The documentary has skyrocketed in popularity as a “Top 10” feature on the Netflix streaming service and has been viewed by millions of people this month upon its release, the complaints allege.
Producers of the film said they contacted many of Cline’s secret children about participating in or submitting photos of themselves for the documentary, including Roe and Doe.
Doe completely declined to participate in the documentary, the complaint states. Roe provided photos of herself as a baby and as an adult to be used in a portion of the documentary, but did not give consent to include her name, she alleges.
Both women claim that they were counting on non-information and anonymity pledges made by the filmmakers to keep their identities hidden unless expressly given permission to use in the documentary.
The complaints allege that producer Michael Petrella told the plaintiffs and other secret children, “I know that some of you were more comfortable than others being involved … . You will not be identified (unless you’ve already given us explicit permission to do so … .”
The defendants also allegedly told the secret children, “The only person who knows [half] siblings’ identities is [Petrella]. [Petrella] made sure of that–even Netflix has no idea about the ones who have chosen to remain anonymous.”
But at the release of “Our Father,” the women say that they learned for the first time their names and images were used in the film despite privacy assurances from filmmakers.
While some of the half-siblings’ names were blurred in the documentary, the two women allege their names were published in their entirety. Advertisements on Twitter and Facebook for the film also included snapshots showing their names and photos, the complaint states.
Both women claim the release of their identities as secret children has caused them “severe harm, including, but not limited to, reputational injury, distress, embarrassment, and emotional trauma.”
The suits allege the defendants committed public disclosure of private facts, deception, intentional infliction of emotional distress, identity deception and theft.
Both women are seeking a permanent injunction requiring the defendants to stop using and remove their names, image and likeness from the documentary and on social media.

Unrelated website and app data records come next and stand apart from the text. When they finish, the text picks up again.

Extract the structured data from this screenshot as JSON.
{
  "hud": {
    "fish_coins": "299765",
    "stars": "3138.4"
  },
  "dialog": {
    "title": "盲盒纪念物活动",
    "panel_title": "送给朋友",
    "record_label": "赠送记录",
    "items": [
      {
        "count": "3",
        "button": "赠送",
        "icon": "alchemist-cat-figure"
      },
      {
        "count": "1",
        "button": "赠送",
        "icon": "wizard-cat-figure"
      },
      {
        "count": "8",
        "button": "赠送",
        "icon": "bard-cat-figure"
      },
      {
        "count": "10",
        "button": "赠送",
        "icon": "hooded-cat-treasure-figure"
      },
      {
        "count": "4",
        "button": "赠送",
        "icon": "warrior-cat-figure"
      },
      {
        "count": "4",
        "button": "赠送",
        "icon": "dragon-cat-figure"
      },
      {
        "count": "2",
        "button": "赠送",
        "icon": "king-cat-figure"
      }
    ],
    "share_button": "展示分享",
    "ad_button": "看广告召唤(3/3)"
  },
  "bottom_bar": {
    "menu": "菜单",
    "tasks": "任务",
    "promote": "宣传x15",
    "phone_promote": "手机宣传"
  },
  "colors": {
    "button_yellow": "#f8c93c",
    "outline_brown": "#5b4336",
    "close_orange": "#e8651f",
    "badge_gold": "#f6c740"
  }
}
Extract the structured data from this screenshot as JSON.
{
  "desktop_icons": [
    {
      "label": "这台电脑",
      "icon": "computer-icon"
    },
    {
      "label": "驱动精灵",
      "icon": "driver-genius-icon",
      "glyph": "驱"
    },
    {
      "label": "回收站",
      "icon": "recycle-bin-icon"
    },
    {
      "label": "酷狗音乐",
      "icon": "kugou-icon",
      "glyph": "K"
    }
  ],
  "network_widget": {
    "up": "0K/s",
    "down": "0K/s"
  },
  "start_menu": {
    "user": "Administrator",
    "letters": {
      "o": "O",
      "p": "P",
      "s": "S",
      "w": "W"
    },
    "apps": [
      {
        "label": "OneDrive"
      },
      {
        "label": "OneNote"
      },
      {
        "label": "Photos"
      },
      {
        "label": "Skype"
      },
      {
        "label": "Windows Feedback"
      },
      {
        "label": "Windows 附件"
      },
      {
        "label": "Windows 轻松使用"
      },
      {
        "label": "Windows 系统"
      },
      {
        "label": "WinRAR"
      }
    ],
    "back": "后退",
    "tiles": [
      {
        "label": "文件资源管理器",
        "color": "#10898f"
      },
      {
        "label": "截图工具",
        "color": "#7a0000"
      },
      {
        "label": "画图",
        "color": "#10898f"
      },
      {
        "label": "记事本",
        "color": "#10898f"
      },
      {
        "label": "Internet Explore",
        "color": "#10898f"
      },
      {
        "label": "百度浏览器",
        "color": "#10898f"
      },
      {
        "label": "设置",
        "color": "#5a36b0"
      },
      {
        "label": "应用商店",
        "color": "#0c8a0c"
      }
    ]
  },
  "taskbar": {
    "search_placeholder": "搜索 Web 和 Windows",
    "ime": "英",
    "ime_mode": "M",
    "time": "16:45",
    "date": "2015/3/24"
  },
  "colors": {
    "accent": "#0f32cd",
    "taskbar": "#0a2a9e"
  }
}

They also seek a jury trial and to recover compensatory and punitive damages, as well as up to three time their damages, costs and attorney fees and other expenses associated with the suit.
2 thoughts on “Two ‘secret children’ of ex-Indy fertility doctor sue Netflix for revealing identities”
One wonders if their standing will be challenged by defendants’ attorneys.
They were victims of a crime. The media often identifies victims of a crime. Sometimes though, because of the nature of the offense, they won’t identify them. But I think that’s simply a practice adopted out of respect for the victim’s privacy. I don’t think it’s a legal requirement. I kind of doubt there is some sort of right to not be identified. Not that I’m not sympathetic to the people who are identified in this situation.
On a similar topic, I find it offensive when Hollywood produces movies based on a real event, and then misrepresents what happened, making the very real people involved look bad. In most cases, there is nothing those people can do to recover for their damaged reputations.